> Task
From the first line to the last, retype the records exactly and skip the pictures.

> Information supplied
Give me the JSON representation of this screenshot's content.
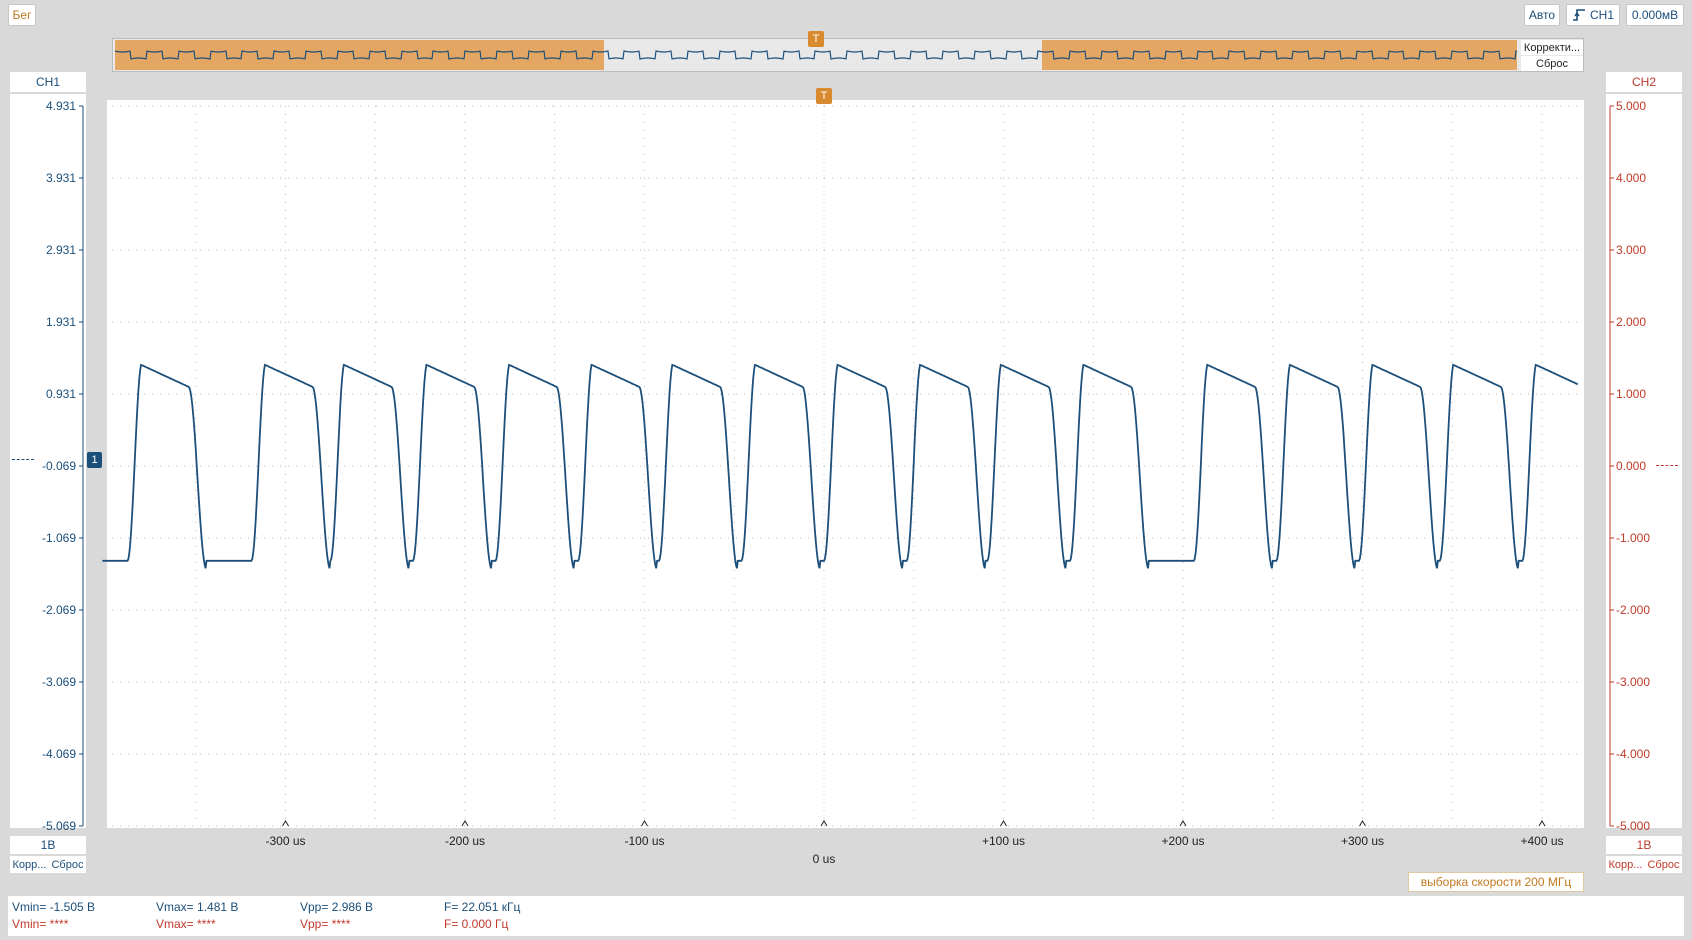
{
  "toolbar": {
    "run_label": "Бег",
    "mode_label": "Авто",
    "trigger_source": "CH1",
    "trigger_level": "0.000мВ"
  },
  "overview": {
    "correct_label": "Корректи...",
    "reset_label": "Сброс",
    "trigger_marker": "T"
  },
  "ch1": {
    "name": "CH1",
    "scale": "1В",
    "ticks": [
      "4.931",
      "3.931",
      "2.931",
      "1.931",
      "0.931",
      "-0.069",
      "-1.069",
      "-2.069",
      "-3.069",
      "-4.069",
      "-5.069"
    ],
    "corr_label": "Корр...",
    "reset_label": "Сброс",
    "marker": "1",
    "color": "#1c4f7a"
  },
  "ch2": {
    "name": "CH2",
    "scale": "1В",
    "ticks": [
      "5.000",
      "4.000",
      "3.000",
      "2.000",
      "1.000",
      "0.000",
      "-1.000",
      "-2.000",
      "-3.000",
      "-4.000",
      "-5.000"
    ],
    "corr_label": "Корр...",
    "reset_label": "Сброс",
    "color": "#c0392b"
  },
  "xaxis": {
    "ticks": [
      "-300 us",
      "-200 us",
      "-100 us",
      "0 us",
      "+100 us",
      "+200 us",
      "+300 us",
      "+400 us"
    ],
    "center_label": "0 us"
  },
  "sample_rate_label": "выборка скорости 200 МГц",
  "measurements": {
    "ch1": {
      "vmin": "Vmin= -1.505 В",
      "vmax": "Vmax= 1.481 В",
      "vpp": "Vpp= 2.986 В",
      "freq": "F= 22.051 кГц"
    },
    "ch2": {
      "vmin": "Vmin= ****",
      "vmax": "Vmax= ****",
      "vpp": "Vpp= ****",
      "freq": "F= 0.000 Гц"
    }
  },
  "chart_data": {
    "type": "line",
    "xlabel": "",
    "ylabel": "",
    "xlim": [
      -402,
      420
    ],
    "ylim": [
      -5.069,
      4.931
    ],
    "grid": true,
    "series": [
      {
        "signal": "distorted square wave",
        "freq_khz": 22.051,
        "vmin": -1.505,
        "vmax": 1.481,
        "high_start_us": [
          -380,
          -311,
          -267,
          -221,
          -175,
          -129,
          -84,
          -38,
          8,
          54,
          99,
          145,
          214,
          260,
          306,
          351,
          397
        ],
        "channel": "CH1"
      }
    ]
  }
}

> Final answer
Give me the JSON representation of this screenshot's content.
{
  "toolbar": {
    "run_label": "Бег",
    "mode_label": "Авто",
    "trigger_source": "CH1",
    "trigger_level": "0.000мВ"
  },
  "overview": {
    "correct_label": "Корректи...",
    "reset_label": "Сброс",
    "trigger_marker": "T"
  },
  "ch1": {
    "name": "CH1",
    "scale": "1В",
    "ticks": [
      "4.931",
      "3.931",
      "2.931",
      "1.931",
      "0.931",
      "-0.069",
      "-1.069",
      "-2.069",
      "-3.069",
      "-4.069",
      "-5.069"
    ],
    "corr_label": "Корр...",
    "reset_label": "Сброс",
    "marker": "1",
    "color": "#1c4f7a"
  },
  "ch2": {
    "name": "CH2",
    "scale": "1В",
    "ticks": [
      "5.000",
      "4.000",
      "3.000",
      "2.000",
      "1.000",
      "0.000",
      "-1.000",
      "-2.000",
      "-3.000",
      "-4.000",
      "-5.000"
    ],
    "corr_label": "Корр...",
    "reset_label": "Сброс",
    "color": "#c0392b"
  },
  "xaxis": {
    "ticks": [
      "-300 us",
      "-200 us",
      "-100 us",
      "0 us",
      "+100 us",
      "+200 us",
      "+300 us",
      "+400 us"
    ],
    "center_label": "0 us"
  },
  "sample_rate_label": "выборка скорости 200 МГц",
  "measurements": {
    "ch1": {
      "vmin": "Vmin= -1.505 В",
      "vmax": "Vmax= 1.481 В",
      "vpp": "Vpp= 2.986 В",
      "freq": "F= 22.051 кГц"
    },
    "ch2": {
      "vmin": "Vmin= ****",
      "vmax": "Vmax= ****",
      "vpp": "Vpp= ****",
      "freq": "F= 0.000 Гц"
    }
  },
  "chart_data": {
    "type": "line",
    "xlabel": "",
    "ylabel": "",
    "xlim": [
      -402,
      420
    ],
    "ylim": [
      -5.069,
      4.931
    ],
    "grid": true,
    "series": [
      {
        "signal": "distorted square wave",
        "freq_khz": 22.051,
        "vmin": -1.505,
        "vmax": 1.481,
        "high_start_us": [
          -380,
          -311,
          -267,
          -221,
          -175,
          -129,
          -84,
          -38,
          8,
          54,
          99,
          145,
          214,
          260,
          306,
          351,
          397
        ],
        "channel": "CH1"
      }
    ]
  }
}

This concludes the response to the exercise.